From: Genetic tool development and systemic regulation in biosynthetic technology

No. Gene-editing Features Advantages Limitations References
1. ZFNs Restriction nuclease Fok1 fused to multiple zinc finger peptides, each target triplet codon of genomic DNA Target site length 18–36 base pair Binding specificity–3 nucleotide Nuclease design success rate low Effect of CpG methylation not known Adequate flexibility Easy gene delivery to the desired target Targeting efficiency variable Recognizing specific long target sequences Can have high off-target frequency No high-throughput targeting High cost Low specificity and can be influenced by neighboring protein domain easily [76,77,78] [81] [83]
2. TALENs Non-specific DNA nuclease fused to a domain specific for genomic loci Target site length 30–40 base pair Binding specific-1 nucleotide Nuclease design success rate high Sensitive to CpG methylation High specific and easy to design High targeting efficiency Heavier to deliver to the targets Repetitive sequence may cause unintended cuts to the DNA sequence Low off-target effect Limited/low high-throughput targeting [79, 80] [82] [84,85,86]
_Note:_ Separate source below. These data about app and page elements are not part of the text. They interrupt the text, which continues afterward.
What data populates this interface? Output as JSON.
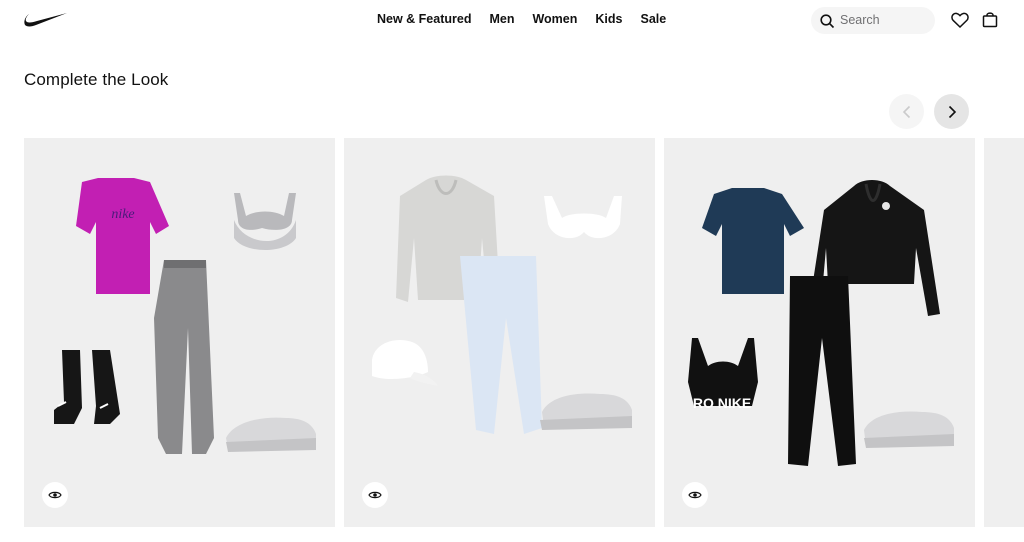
{
  "nav": {
    "links": [
      "New & Featured",
      "Men",
      "Women",
      "Kids",
      "Sale"
    ],
    "search_placeholder": "Search"
  },
  "section": {
    "title": "Complete the Look"
  },
  "cards": [
    {
      "print_text": "nike"
    },
    {
      "print_text": ""
    },
    {
      "print_text": "RO NIKE"
    }
  ],
  "icons": {
    "logo": "swoosh-icon",
    "search": "search-icon",
    "favorites": "heart-icon",
    "bag": "bag-icon",
    "prev": "chevron-left-icon",
    "next": "chevron-right-icon",
    "view": "eye-icon"
  }
}
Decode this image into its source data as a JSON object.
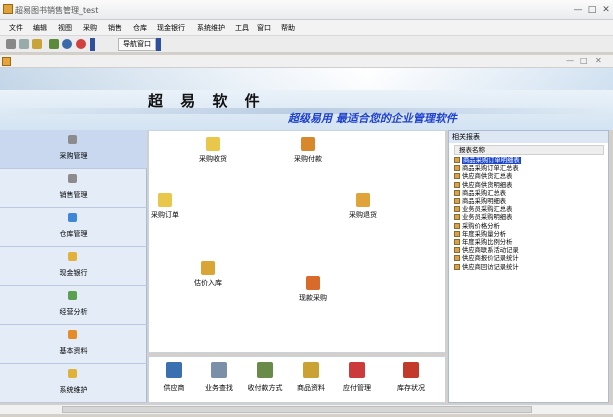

3. CRISPR–Cas9 20 nucleotide crRNA fused to Cas9 nuclease and tracrRNA Target site length 20–22 base pair Binding specific—1:1 nucleotide Nuclease design success rate high No effect of CpG methylation High specific and easy multiplexed gene editing High targeting efficiency Some/variable off-target effect No limitation in high-throughput targeting [87, 88]